## TASK
In the material below, find all lines with the string "enter" and copy them.

## INFORMATION GIVEN
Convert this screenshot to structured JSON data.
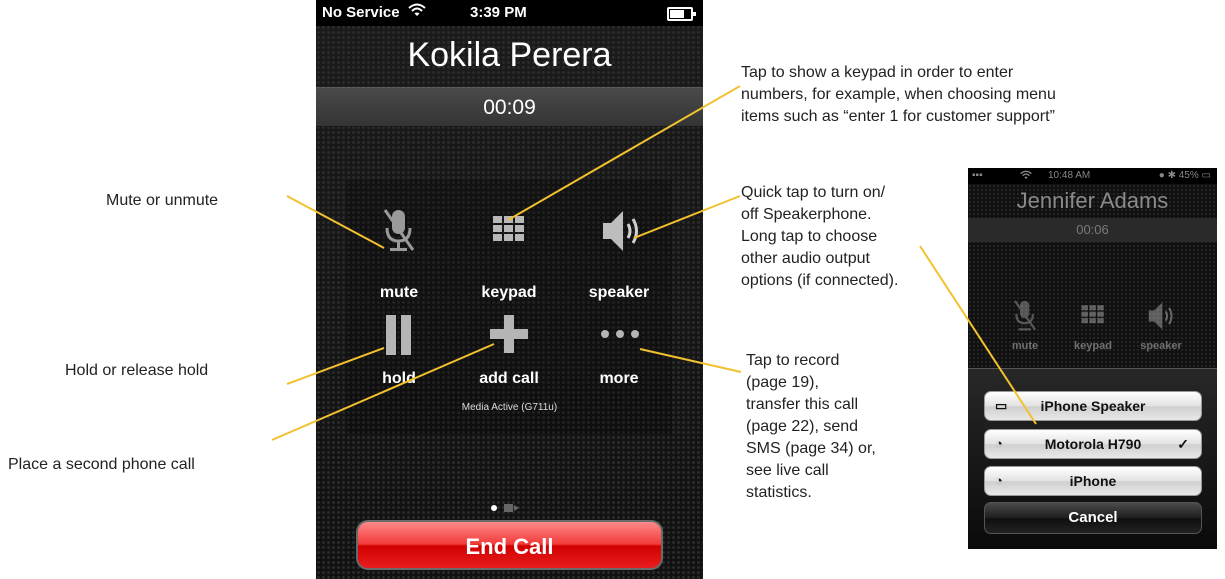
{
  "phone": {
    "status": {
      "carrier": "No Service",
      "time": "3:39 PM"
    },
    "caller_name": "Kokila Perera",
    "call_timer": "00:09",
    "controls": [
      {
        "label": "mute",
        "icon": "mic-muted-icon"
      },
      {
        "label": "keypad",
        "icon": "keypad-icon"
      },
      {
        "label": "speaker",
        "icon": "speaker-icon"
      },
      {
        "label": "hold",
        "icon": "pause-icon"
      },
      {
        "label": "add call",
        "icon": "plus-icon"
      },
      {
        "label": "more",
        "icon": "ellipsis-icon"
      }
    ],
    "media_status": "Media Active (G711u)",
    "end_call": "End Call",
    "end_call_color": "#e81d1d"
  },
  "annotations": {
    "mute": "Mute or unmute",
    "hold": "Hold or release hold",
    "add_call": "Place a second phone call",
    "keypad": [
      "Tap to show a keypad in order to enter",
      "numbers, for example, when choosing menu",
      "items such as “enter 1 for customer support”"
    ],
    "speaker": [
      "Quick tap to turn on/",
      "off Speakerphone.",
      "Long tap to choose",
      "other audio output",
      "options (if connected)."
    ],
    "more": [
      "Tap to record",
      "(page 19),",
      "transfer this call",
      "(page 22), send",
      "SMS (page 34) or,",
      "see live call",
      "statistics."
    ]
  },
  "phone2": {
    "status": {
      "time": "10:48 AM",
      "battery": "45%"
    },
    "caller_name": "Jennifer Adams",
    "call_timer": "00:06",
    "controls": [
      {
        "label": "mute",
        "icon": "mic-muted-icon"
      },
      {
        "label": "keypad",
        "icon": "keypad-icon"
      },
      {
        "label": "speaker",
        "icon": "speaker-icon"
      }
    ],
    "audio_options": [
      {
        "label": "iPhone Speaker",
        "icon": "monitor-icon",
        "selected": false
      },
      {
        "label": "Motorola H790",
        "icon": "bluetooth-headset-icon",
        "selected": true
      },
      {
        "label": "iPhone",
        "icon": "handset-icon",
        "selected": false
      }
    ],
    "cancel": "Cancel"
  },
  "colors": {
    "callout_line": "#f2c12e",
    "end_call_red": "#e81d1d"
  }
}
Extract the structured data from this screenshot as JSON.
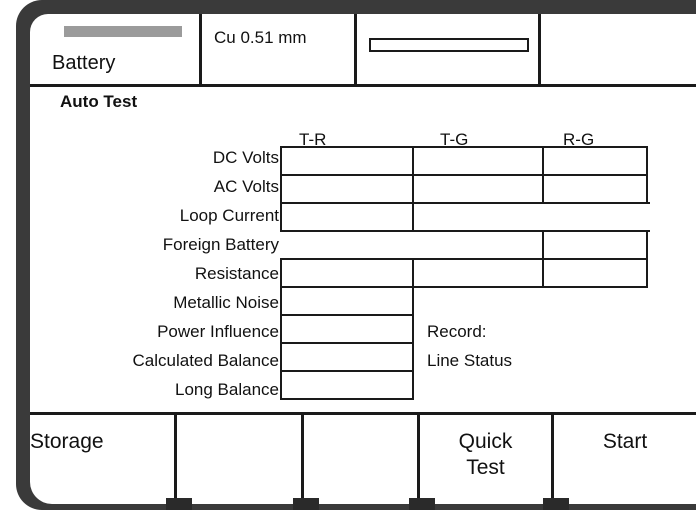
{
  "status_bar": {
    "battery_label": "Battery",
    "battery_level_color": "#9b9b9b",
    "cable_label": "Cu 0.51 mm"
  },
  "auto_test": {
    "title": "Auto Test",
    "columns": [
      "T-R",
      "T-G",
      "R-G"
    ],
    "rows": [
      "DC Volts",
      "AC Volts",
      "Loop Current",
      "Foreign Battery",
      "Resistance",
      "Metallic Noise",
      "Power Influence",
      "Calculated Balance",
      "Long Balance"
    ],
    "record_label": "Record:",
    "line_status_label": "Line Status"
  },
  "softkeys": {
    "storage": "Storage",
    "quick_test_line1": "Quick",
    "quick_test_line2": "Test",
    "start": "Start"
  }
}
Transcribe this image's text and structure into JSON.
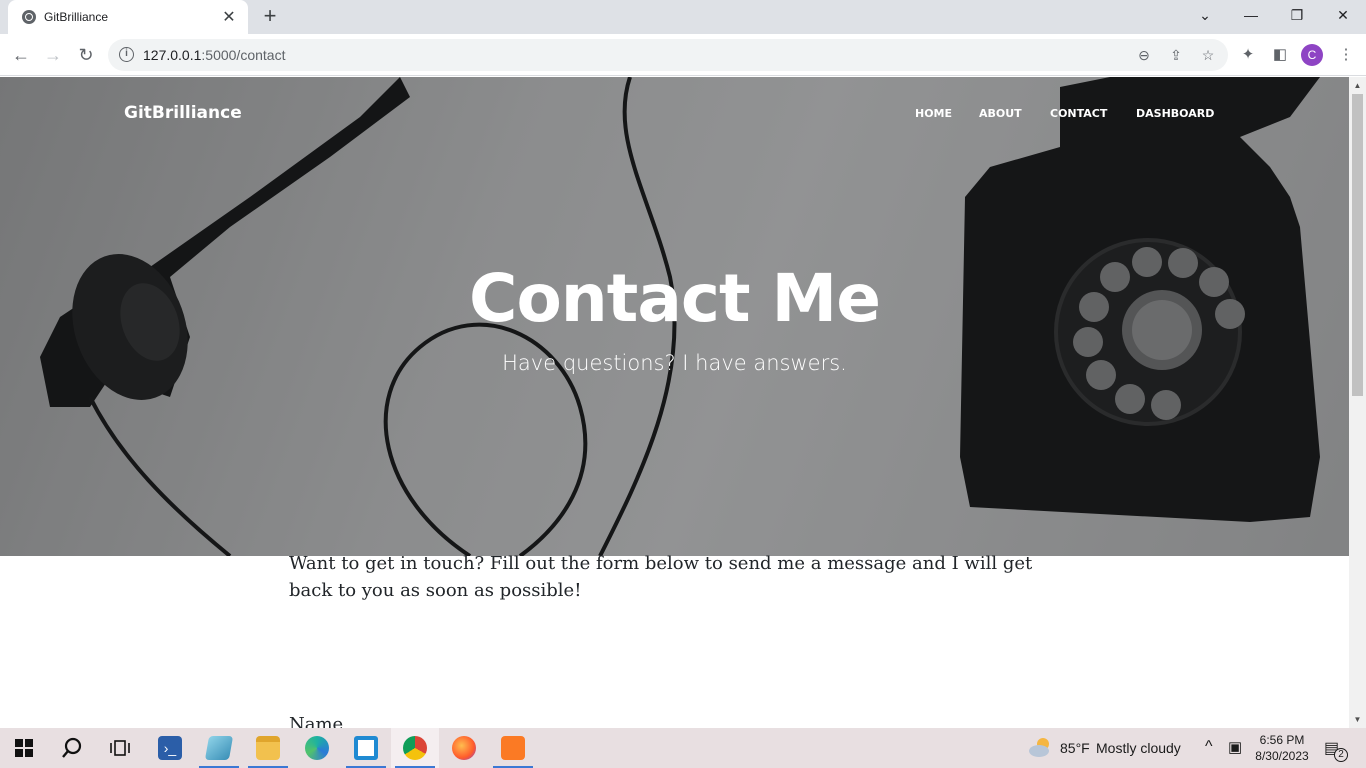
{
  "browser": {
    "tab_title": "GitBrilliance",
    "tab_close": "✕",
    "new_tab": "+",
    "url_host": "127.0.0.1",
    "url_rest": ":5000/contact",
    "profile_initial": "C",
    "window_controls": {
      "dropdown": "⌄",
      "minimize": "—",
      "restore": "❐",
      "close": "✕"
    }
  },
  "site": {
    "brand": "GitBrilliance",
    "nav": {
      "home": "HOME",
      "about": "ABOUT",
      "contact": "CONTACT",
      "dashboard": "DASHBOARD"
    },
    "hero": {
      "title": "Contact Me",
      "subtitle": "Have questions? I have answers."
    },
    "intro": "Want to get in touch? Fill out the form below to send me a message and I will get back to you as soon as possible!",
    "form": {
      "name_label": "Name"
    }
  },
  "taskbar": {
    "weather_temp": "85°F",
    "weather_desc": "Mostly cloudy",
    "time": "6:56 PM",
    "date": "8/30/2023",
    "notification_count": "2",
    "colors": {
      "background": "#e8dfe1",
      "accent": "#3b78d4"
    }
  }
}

## OUTPUT FOR THIS TASK
      "Tap to show a keypad in order to enter",
      "items such as “enter 1 for customer support”"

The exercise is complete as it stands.